This case concerns the constitutional validity of amendments to the Canada Elections Act, S.C. 2000, c. 9 (“the Act”) that require voters to prove their identity and residence by prescribed means before casting a ballot in a federal election. The BCCLA intervened at the BC Supreme Court and at the BC Court of Appeal.
The BCCLA has long advocated for citizens’ rights and against circumstances where legislation may disproportionately negatively affect vulnerable and marginalized populations. In this case, the BCCLA argues that the new voter identification rules impose a barrier to voting that disproportionately affects certain groups, such as homeless, Indigenous, and rural voters, and that there is little evidence to suggest there was a voter fraud problem to justify changes to the legislation. The government’s justifications for these measures do not outweigh the serious risk of disenfranchisement for marginalized and vulnerable individuals.
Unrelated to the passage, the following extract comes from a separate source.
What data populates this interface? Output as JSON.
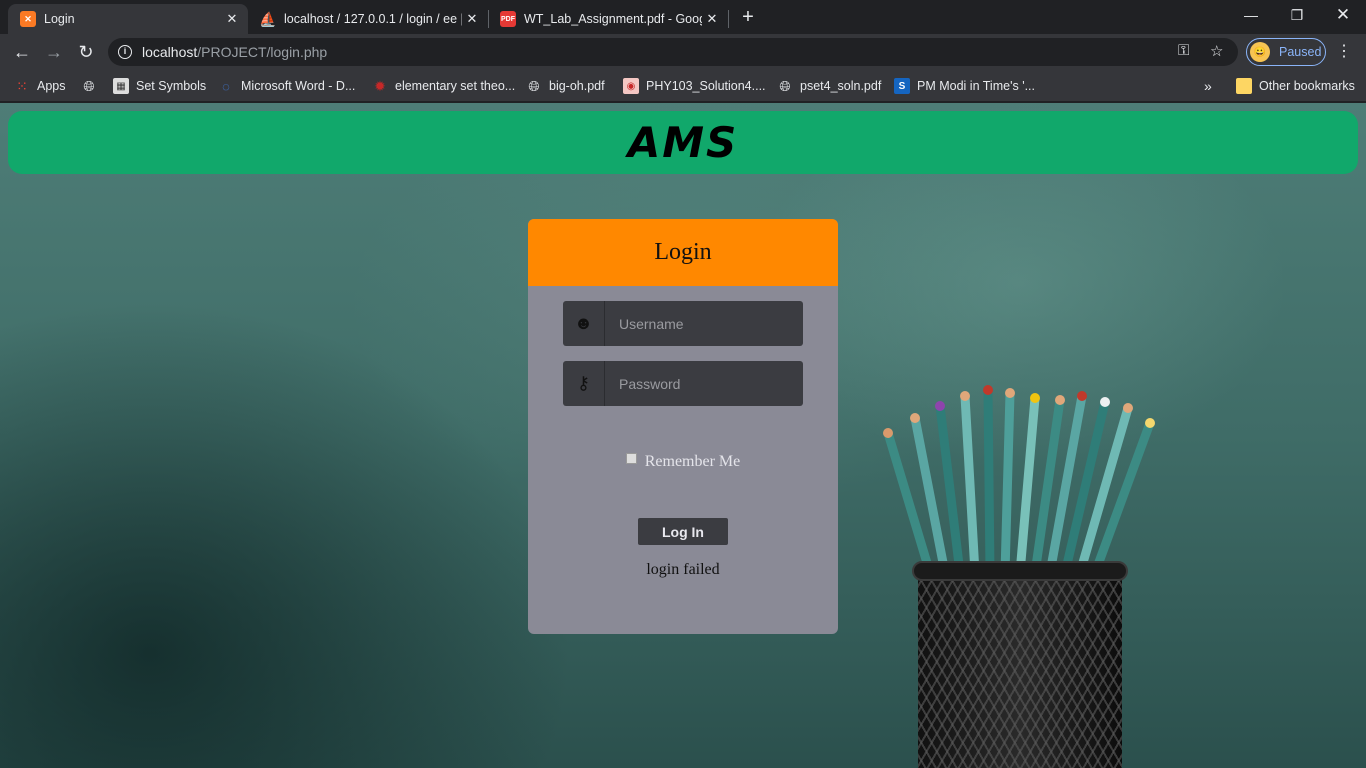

The BC Court of Appeal released its judgment in this case on Tuesday, January 28, 2014. The BC Court of Appeal upheld the decision of the BC Supreme Court, finding that while the amendments to the voting laws do infringe on the Charter’s section 3 voting rights, the infringement is justifiable under section 1. The Court of Appeal held that the trial judge did not err in her conclusion that there were no alternative, less drastic means of achieving the legislative goals (accepted as enhancing the integrity of the vote), nor in her conclusion that the salutary effects of the provisions outweighed the deleterious effects.
The BCCLA is represented by Dan Burnett, Q.C. of Owen Bird LLP and Mathew Good of Hordo, Bennett, Mounteer LLP.
British Columbia Court of Appeal